Lifelong Learning Lectures
This talk will examine the medieval clothier, and his (or occasionally her) work in both the making and marketing of cloth.
Cloth-making became England’s leading industry in the later Middle Ages. Clothiers co-ordinated its different stages, in some cases carrying out the processes themselves, and in others engaging out-workers. They also searched out markets for their cloth, selling to merchants, drapers and other traders. Many clothiers were of only modest status or ‘jacks of all trades’, but a handful of individuals amassed huge fortunes and became the multi-millionaires of their day.
Clothiers have been considered entrepreneurs and early capitalists, as they employed workers and some even established early factories.
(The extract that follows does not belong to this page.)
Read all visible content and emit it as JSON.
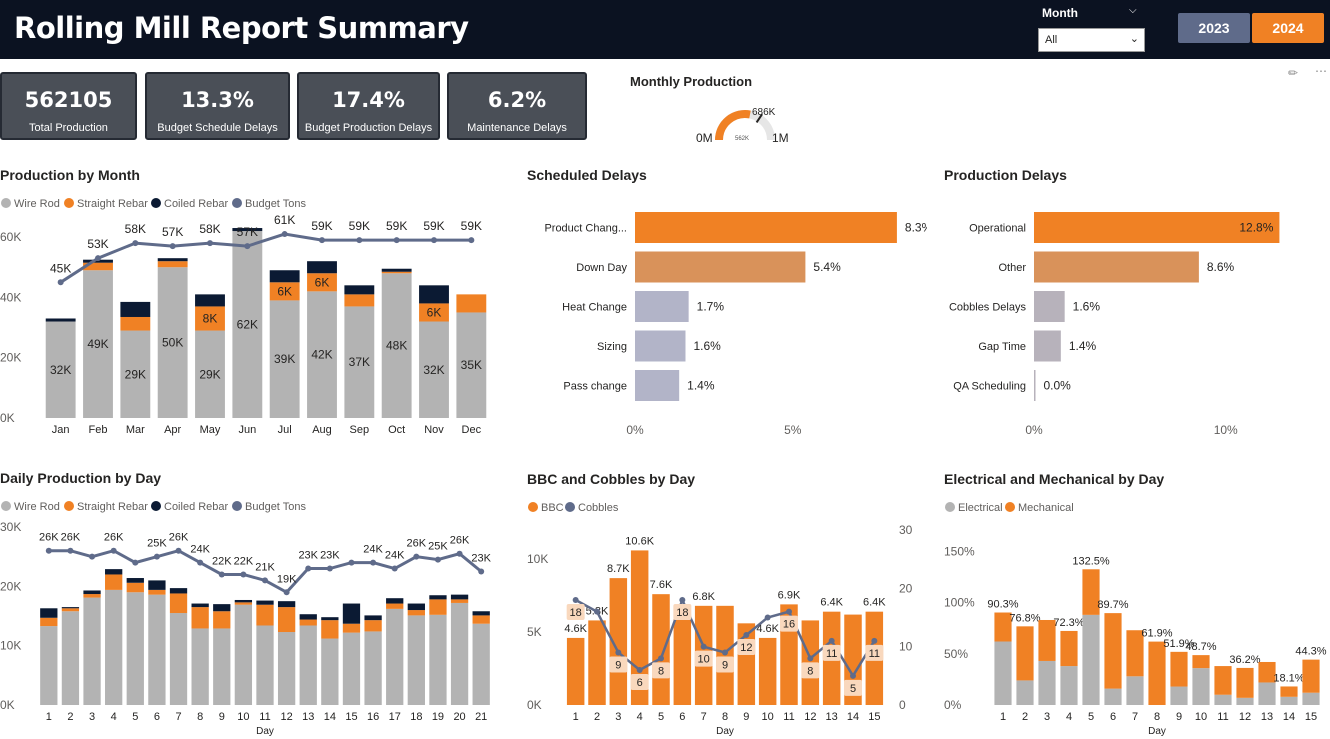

They also played a major role as patrons of church rebuilding and charitable activities, and this talk will examine the extent of their impact on medieval English communities.
John Lee has interests in the economy and society of medieval England, focusing on trade, markets, and local communities. He has taught a range of courses on these themes for the Centre for Lifelong Learning at the University of York. He is also a Research Associate at the Centre for Medieval Studies. His book, The Medieval Clothier, was published by Boydell last year.